Three girls named Elizabeth suffer pangs of frustrated love in the court of Charles II in 1662 in this story that places equal emphasis on romance and history.
Wealthy Eliza dreams of becoming a witty playwright and plans never to marry, as she believes her adoring father will never force her into a match she doesn’t want. Impoverished Beth, her noble family ruined by her profligate father, now struggles against her insane, dominating mother. Zabby, who cares only for science, arrives from Barbados and unfortunately falls in love with King Charles himself. All three Elizabeths become ladies in waiting to the new Queen Catherine. Eliza must escape somehow when she learns that her father intends to force her into marriage after all, Beth falls desperately in love with a boy whose father helped ruin her family and Zabby can only approach Charles as a friend in scientific endeavors, not as a lover. Even while writing some rather preposterous (though probably popular) romance, Sullivan works hard to keep the history realistic. She sprinkles her characters’ dialogue with idioms from the era to an extent that may confuse modern readers a bit, but she certainly paints a colorful and largely accurate portrait of Restoration London. The unusual ending, especially, anchors the book more to history than to romance.

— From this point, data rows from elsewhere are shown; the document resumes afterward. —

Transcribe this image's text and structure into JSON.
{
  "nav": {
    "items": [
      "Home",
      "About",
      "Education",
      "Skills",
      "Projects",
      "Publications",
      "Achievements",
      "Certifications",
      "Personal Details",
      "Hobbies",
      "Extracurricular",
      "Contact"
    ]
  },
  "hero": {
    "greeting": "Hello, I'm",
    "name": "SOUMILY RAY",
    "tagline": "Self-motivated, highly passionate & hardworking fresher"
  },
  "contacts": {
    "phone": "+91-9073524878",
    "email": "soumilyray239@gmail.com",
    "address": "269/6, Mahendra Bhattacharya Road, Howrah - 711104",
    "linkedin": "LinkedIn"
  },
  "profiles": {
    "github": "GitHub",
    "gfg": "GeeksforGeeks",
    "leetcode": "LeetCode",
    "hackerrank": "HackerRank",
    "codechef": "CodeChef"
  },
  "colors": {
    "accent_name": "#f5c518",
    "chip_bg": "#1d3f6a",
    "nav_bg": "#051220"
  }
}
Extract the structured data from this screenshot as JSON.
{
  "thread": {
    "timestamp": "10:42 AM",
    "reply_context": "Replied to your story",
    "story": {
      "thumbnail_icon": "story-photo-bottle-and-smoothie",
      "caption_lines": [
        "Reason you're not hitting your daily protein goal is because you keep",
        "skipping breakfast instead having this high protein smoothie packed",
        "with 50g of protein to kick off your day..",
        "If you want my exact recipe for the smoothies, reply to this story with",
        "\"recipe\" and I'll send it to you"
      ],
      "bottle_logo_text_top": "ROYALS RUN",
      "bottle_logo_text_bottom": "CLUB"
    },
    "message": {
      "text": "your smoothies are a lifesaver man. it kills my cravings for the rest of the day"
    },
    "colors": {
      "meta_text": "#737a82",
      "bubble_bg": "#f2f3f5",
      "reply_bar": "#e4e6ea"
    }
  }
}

A mixture that may well intrigue readers. (Historical romance. 12 & up)